*Required work:* The required result is each line of the entries below containing the string "days".
━━ The records
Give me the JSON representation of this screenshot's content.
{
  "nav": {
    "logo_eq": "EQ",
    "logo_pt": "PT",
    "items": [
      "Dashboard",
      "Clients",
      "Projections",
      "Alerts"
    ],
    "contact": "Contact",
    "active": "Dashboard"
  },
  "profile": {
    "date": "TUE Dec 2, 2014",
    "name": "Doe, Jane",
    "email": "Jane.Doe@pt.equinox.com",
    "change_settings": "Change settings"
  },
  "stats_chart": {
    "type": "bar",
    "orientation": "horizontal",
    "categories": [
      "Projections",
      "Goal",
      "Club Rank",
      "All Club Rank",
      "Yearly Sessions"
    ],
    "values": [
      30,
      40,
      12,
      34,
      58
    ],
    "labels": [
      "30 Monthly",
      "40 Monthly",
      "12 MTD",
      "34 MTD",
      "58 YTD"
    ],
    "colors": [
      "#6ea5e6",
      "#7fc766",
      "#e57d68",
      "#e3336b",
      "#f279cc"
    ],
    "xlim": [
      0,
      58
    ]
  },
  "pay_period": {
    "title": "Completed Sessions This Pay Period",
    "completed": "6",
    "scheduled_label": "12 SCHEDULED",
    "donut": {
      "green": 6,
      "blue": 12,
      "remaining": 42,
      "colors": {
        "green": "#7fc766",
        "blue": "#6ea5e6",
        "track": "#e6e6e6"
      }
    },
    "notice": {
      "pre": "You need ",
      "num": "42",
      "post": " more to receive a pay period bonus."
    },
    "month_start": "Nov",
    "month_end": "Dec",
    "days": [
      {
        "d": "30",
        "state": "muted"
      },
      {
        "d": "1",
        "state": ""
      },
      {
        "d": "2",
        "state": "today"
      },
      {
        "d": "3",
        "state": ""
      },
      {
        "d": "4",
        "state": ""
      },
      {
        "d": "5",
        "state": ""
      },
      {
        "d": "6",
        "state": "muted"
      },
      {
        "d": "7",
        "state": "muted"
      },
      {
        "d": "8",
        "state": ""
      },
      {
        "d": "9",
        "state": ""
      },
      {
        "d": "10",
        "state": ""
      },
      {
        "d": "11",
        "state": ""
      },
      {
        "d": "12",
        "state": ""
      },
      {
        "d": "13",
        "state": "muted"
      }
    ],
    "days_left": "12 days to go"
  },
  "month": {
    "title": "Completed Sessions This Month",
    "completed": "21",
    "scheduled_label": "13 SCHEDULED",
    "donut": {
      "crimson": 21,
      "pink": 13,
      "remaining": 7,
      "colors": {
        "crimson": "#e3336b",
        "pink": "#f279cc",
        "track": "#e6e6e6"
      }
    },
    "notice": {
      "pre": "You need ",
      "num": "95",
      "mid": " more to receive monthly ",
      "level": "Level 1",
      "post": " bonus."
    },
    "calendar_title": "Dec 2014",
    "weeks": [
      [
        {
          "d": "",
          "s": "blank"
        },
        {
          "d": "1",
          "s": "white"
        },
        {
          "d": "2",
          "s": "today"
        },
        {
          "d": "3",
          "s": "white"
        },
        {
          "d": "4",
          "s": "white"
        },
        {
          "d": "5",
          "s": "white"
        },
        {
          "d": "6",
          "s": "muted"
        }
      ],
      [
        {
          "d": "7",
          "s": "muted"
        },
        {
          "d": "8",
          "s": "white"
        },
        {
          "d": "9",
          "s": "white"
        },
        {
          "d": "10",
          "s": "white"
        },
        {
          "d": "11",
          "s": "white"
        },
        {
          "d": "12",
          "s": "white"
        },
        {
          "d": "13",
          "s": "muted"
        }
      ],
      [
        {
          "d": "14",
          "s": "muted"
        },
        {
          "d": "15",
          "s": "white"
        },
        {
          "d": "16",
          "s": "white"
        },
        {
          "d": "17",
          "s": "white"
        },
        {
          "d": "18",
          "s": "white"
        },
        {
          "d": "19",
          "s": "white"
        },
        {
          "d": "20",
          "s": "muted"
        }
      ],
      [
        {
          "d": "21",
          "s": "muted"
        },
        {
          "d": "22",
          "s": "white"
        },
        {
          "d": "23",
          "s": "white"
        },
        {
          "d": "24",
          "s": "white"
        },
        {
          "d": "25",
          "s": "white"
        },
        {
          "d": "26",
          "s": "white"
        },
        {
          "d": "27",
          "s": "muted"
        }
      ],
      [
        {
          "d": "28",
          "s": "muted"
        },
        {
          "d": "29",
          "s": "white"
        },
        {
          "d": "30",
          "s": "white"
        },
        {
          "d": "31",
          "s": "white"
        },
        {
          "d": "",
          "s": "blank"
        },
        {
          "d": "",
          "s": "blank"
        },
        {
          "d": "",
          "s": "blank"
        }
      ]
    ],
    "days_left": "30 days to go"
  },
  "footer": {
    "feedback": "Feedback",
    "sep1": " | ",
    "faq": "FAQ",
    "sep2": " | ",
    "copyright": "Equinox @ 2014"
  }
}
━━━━
*Exercise result:*
    "days": [
    "days_left": "12 days to go"
    "days_left": "30 days to go"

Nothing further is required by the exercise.